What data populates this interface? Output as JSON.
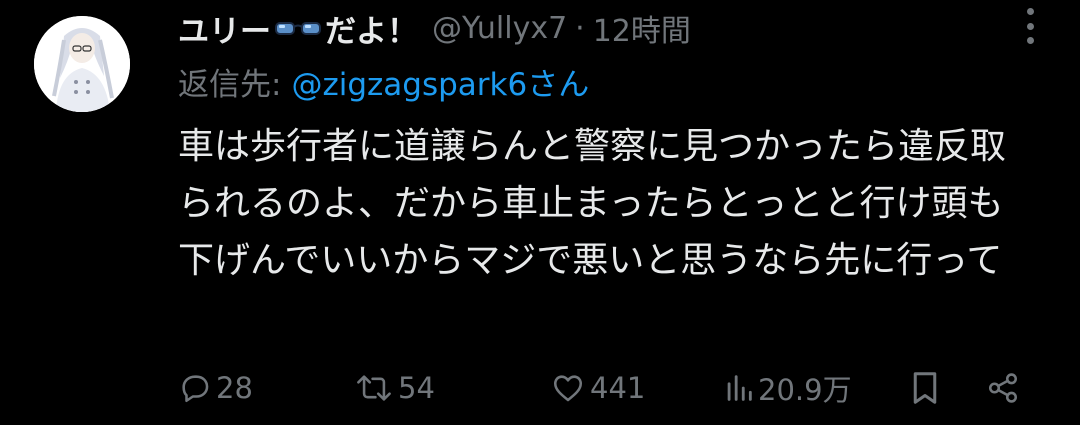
{
  "tweet": {
    "display_name_prefix": "ユリー",
    "display_name_suffix": "だよ！",
    "handle": "@Yullyx7",
    "separator": "·",
    "time": "12時間",
    "reply_label": "返信先:",
    "reply_to": "@zigzagspark6さん",
    "text": "車は歩行者に道譲らんと警察に見つかったら違反取られるのよ、だから車止まったらとっとと行け頭も下げんでいいからマジで悪いと思うなら先に行って"
  },
  "actions": {
    "replies": "28",
    "reposts": "54",
    "likes": "441",
    "views": "20.9万"
  },
  "colors": {
    "background": "#000000",
    "text": "#e7e9ea",
    "muted": "#71767b",
    "link": "#1d9bf0"
  }
}
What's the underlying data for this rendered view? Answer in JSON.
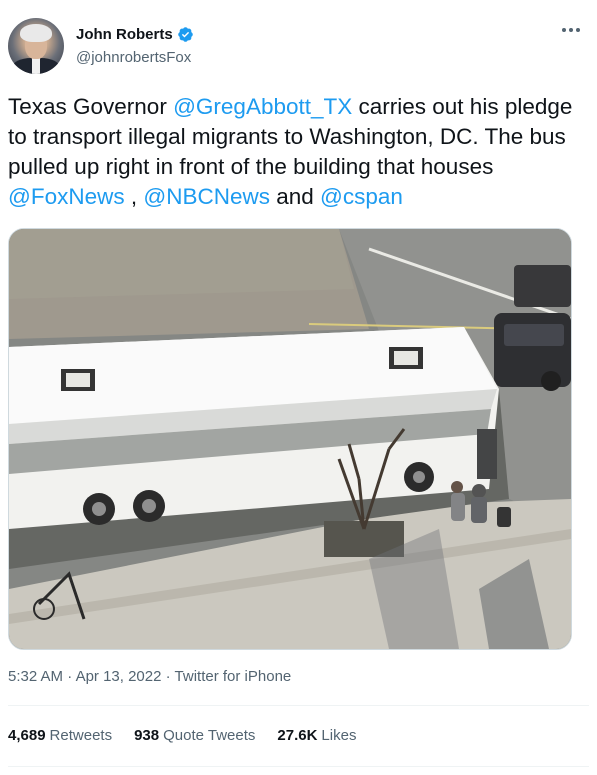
{
  "author": {
    "name": "John Roberts",
    "handle": "@johnrobertsFox",
    "verified_color": "#1d9bf0"
  },
  "tweet": {
    "segments": [
      {
        "text": "Texas Governor ",
        "mention": false
      },
      {
        "text": "@GregAbbott_TX",
        "mention": true
      },
      {
        "text": " carries out his pledge to transport illegal migrants to Washington, DC. The bus pulled up right in front of the building that houses ",
        "mention": false
      },
      {
        "text": "@FoxNews",
        "mention": true
      },
      {
        "text": " , ",
        "mention": false
      },
      {
        "text": "@NBCNews",
        "mention": true
      },
      {
        "text": " and ",
        "mention": false
      },
      {
        "text": "@cspan",
        "mention": true
      }
    ]
  },
  "meta": {
    "time": "5:32 AM",
    "date": "Apr 13, 2022",
    "source": "Twitter for iPhone",
    "separator": "·"
  },
  "stats": [
    {
      "count": "4,689",
      "label": "Retweets"
    },
    {
      "count": "938",
      "label": "Quote Tweets"
    },
    {
      "count": "27.6K",
      "label": "Likes"
    }
  ],
  "colors": {
    "link": "#1d9bf0",
    "secondary_text": "#536471",
    "primary_text": "#0f1419"
  },
  "icons": {
    "more": "more-horizontal-icon",
    "verified": "verified-badge-icon"
  }
}
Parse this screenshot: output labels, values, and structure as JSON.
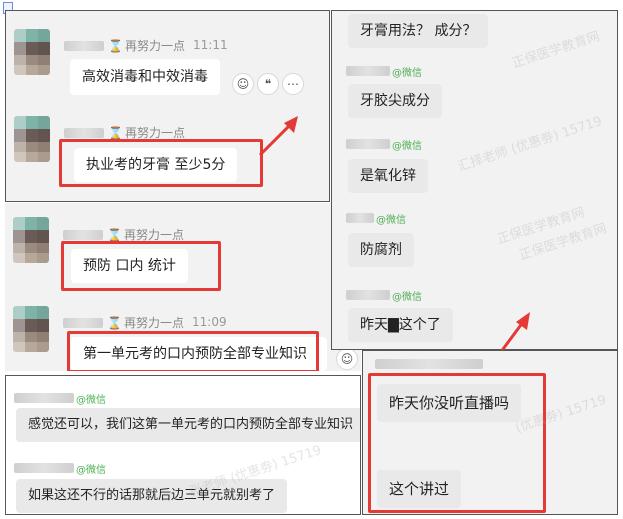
{
  "colors": {
    "highlight": "#e53935",
    "wechat_tag": "#4caf50",
    "panel_bg": "#f2f2f2",
    "bubble": "#ffffff"
  },
  "nick": "再努力一点",
  "wechat_tag": "@微信",
  "watermarks": [
    "正保医学教育网",
    "(优惠劵) 15719",
    "汇择老师 (优惠劵) 15719",
    "张老师 (优惠劵) 15719"
  ],
  "top_left": {
    "msg1": {
      "time": "11:11",
      "text": "高效消毒和中效消毒"
    },
    "msg2": {
      "text": "执业考的牙膏  至少5分"
    }
  },
  "mid_left": {
    "msg1": {
      "text": "预防 口内 统计"
    },
    "msg2": {
      "time": "11:09",
      "text": "第一单元考的口内预防全部专业知识"
    }
  },
  "bottom_left": {
    "msg1": {
      "text": "感觉还可以，我们这第一单元考的口内预防全部专业知识"
    },
    "msg2": {
      "text": "如果这还不行的话那就后边三单元就别考了"
    }
  },
  "right_top": {
    "msgs": [
      "牙膏用法？ 成分？",
      "牙胶尖成分",
      "是氧化锌",
      "防腐剂",
      "昨天▇这个了"
    ]
  },
  "right_bottom": {
    "msgs": [
      "昨天你没听直播吗",
      "这个讲过"
    ]
  }
}
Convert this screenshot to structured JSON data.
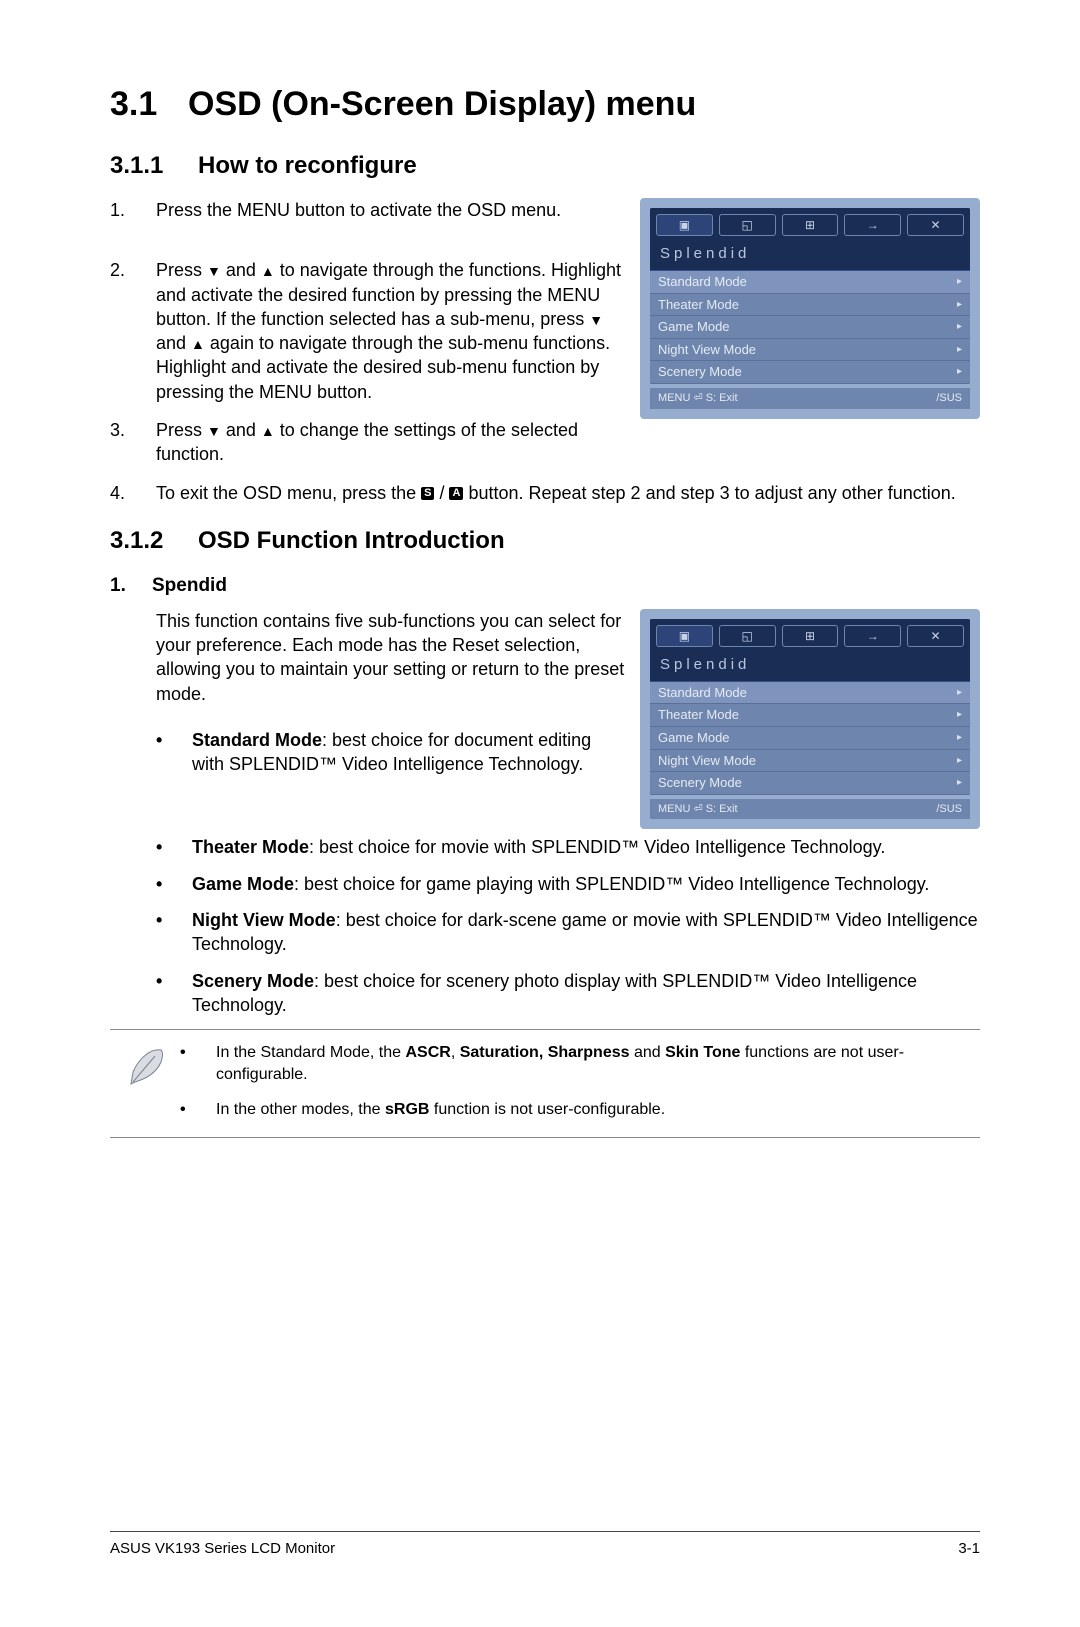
{
  "section": {
    "num": "3.1",
    "title": "OSD (On-Screen Display) menu"
  },
  "sub1": {
    "num": "3.1.1",
    "title": "How to reconfigure"
  },
  "steps": {
    "s1": {
      "n": "1.",
      "t": "Press the MENU button to activate the OSD menu."
    },
    "s2": {
      "n": "2.",
      "pre": "Press ",
      "mid1": " and ",
      "mid2": " to navigate through the functions. Highlight and activate the desired function by pressing the MENU button. If the function selected has a sub-menu, press ",
      "mid3": " and ",
      "post": " again to navigate through the sub-menu functions. Highlight and activate the desired sub-menu function by pressing the MENU button."
    },
    "s3": {
      "n": "3.",
      "pre": "Press ",
      "mid": " and ",
      "post": " to change the settings of the selected function."
    },
    "s4": {
      "n": "4.",
      "pre": "To exit the OSD menu, press the ",
      "post": " button. Repeat step 2 and step 3 to adjust any other function.",
      "sa_s": "S",
      "sa_slash": " / ",
      "sa_a": "A"
    }
  },
  "sub2": {
    "num": "3.1.2",
    "title": "OSD Function Introduction"
  },
  "func1": {
    "n": "1.",
    "name": "Spendid",
    "desc": "This function contains five sub-functions you can select for your preference. Each mode has the Reset selection, allowing you to maintain your setting or return to the preset mode.",
    "modes": {
      "m1": {
        "label": "Standard Mode",
        "rest": ": best choice for document editing with SPLENDID™ Video Intelligence Technology."
      },
      "m2": {
        "label": "Theater Mode",
        "rest": ": best choice for movie with SPLENDID™ Video Intelligence Technology."
      },
      "m3": {
        "label": "Game Mode",
        "rest": ": best choice for game playing with SPLENDID™ Video Intelligence Technology."
      },
      "m4": {
        "label": "Night View Mode",
        "rest": ": best choice for dark-scene game or movie with SPLENDID™ Video Intelligence Technology."
      },
      "m5": {
        "label": "Scenery Mode",
        "rest": ": best choice for scenery photo display with SPLENDID™ Video Intelligence Technology."
      }
    }
  },
  "notes": {
    "n1": {
      "pre": "In the Standard Mode, the ",
      "b1": "ASCR",
      "mid1": ", ",
      "b2": "Saturation, Sharpness",
      "mid2": " and ",
      "b3": "Skin Tone",
      "post": " functions are not user-configurable."
    },
    "n2": {
      "pre": "In the other modes, the ",
      "b1": "sRGB",
      "post": " function is not user-configurable."
    }
  },
  "osd": {
    "title": "Splendid",
    "items": {
      "i0": "Standard Mode",
      "i1": "Theater Mode",
      "i2": "Game Mode",
      "i3": "Night View Mode",
      "i4": "Scenery Mode"
    },
    "foot_left": "MENU  ⏎   S: Exit",
    "foot_right": "/SUS",
    "tab_glyphs": {
      "t0": "▣",
      "t1": "◱",
      "t2": "⊞",
      "t3": "→",
      "t4": "✕"
    }
  },
  "footer": {
    "left": "ASUS VK193 Series LCD Monitor",
    "right": "3-1"
  }
}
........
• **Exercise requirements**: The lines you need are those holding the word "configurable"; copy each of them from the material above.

• **Reply**:
      "post": " functions are not user-configurable."
      "post": " function is not user-configurable."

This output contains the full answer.